Segment Open
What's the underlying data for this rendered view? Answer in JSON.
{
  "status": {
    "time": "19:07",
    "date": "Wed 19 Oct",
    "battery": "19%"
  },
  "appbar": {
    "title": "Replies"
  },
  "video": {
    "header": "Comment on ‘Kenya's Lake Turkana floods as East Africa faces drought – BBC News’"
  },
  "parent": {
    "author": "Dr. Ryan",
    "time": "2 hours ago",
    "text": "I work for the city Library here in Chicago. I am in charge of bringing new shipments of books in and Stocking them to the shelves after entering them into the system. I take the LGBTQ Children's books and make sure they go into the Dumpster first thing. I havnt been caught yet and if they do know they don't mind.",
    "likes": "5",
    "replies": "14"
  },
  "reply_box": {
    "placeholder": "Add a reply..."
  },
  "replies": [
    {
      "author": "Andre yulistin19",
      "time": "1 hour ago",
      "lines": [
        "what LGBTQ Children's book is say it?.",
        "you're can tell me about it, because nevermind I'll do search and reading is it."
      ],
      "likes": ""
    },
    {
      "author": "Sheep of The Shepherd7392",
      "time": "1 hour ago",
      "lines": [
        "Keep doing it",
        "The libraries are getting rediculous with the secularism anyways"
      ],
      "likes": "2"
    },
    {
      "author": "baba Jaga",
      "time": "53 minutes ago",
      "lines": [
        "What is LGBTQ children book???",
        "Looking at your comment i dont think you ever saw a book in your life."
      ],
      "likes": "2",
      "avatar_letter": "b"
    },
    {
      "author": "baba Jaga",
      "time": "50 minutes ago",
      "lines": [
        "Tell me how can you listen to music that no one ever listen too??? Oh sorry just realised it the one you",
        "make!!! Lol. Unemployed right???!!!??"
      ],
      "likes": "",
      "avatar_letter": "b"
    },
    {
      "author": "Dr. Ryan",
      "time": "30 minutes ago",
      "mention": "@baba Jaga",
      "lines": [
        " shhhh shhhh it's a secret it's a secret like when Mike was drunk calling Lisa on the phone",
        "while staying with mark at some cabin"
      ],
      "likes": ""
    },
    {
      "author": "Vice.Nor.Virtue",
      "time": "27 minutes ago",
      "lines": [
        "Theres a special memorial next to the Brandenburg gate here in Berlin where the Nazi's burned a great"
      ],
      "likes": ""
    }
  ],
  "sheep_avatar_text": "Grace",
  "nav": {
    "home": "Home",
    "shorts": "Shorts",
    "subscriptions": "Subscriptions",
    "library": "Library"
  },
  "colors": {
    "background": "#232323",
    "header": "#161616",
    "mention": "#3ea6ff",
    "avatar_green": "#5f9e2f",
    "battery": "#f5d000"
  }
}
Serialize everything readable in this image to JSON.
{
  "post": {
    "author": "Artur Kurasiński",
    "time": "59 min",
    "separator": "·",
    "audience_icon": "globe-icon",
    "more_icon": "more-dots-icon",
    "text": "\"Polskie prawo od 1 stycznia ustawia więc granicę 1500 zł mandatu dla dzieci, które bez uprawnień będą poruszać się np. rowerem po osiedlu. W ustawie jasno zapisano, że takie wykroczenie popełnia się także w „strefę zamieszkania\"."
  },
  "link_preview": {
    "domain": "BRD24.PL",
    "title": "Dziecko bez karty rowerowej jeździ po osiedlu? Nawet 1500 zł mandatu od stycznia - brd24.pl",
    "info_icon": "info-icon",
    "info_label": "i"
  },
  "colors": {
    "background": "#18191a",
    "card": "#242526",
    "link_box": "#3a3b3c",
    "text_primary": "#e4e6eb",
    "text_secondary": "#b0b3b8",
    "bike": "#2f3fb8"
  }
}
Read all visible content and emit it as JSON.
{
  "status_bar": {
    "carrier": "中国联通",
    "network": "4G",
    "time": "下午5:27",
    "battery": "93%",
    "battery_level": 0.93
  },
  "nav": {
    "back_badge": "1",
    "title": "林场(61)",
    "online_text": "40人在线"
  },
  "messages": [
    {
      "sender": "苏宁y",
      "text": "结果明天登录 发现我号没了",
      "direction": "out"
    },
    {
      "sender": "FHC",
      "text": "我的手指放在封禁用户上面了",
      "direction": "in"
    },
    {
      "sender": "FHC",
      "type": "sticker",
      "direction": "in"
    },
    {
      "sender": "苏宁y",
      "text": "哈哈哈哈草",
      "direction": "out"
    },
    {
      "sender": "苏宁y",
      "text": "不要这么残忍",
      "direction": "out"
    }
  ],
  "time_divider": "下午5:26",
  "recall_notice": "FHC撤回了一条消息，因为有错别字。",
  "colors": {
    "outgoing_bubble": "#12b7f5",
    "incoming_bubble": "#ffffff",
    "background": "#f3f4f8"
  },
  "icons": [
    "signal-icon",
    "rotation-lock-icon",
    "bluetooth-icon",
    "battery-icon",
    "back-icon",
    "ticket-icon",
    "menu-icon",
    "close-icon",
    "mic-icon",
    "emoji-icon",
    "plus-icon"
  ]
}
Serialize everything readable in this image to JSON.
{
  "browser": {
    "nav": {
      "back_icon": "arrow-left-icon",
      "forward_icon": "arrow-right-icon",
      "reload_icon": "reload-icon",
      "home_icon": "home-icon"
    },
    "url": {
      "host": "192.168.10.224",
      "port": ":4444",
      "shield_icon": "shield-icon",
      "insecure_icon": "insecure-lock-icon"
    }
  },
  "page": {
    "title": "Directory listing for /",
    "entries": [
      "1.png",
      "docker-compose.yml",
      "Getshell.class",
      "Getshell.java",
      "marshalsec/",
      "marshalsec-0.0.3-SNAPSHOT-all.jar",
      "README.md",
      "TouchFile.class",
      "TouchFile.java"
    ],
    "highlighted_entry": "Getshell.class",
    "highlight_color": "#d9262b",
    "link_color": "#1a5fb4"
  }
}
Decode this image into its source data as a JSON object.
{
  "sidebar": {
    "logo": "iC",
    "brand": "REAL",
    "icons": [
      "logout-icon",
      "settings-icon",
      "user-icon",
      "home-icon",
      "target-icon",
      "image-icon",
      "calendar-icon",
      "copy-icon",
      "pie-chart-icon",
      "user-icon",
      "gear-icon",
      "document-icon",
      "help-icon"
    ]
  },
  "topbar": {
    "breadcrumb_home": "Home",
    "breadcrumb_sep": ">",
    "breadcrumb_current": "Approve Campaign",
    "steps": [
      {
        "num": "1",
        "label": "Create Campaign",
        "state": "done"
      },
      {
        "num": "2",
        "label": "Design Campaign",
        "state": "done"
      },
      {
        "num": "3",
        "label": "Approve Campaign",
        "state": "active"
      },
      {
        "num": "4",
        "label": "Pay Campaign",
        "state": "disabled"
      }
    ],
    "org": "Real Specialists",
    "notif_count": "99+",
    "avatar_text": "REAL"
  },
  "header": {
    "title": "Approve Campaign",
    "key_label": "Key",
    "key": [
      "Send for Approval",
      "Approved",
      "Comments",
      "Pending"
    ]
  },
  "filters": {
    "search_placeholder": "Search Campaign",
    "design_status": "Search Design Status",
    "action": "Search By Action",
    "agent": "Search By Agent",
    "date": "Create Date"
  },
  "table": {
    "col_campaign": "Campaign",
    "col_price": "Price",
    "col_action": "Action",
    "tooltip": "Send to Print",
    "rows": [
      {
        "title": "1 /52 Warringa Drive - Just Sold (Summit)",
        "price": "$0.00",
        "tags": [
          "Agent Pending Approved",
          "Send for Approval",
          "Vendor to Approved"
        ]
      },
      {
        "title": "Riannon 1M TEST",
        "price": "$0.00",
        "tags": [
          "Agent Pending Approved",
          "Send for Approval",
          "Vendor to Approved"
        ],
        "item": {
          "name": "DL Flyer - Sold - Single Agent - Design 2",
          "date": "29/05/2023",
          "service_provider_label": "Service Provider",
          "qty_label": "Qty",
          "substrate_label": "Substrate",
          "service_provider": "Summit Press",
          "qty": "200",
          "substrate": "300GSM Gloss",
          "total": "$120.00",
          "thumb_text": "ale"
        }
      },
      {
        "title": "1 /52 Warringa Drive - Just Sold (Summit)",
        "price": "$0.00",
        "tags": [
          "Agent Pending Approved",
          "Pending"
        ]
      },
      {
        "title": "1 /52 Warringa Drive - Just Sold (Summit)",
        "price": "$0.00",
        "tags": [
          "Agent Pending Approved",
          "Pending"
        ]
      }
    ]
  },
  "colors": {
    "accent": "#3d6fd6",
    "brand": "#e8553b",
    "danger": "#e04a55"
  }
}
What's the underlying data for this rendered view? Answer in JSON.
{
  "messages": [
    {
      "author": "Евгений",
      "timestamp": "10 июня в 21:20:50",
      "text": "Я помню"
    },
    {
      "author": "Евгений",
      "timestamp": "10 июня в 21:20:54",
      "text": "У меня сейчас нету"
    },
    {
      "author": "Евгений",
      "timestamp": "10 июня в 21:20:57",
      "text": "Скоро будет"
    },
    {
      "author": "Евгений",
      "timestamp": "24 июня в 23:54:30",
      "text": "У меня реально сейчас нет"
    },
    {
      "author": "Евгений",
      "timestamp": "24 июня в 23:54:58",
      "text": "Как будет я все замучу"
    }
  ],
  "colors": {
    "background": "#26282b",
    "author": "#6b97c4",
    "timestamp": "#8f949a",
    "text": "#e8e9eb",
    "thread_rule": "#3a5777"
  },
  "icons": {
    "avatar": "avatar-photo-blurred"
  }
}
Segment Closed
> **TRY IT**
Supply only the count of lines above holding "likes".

> **EXPECTED ANSWER**
7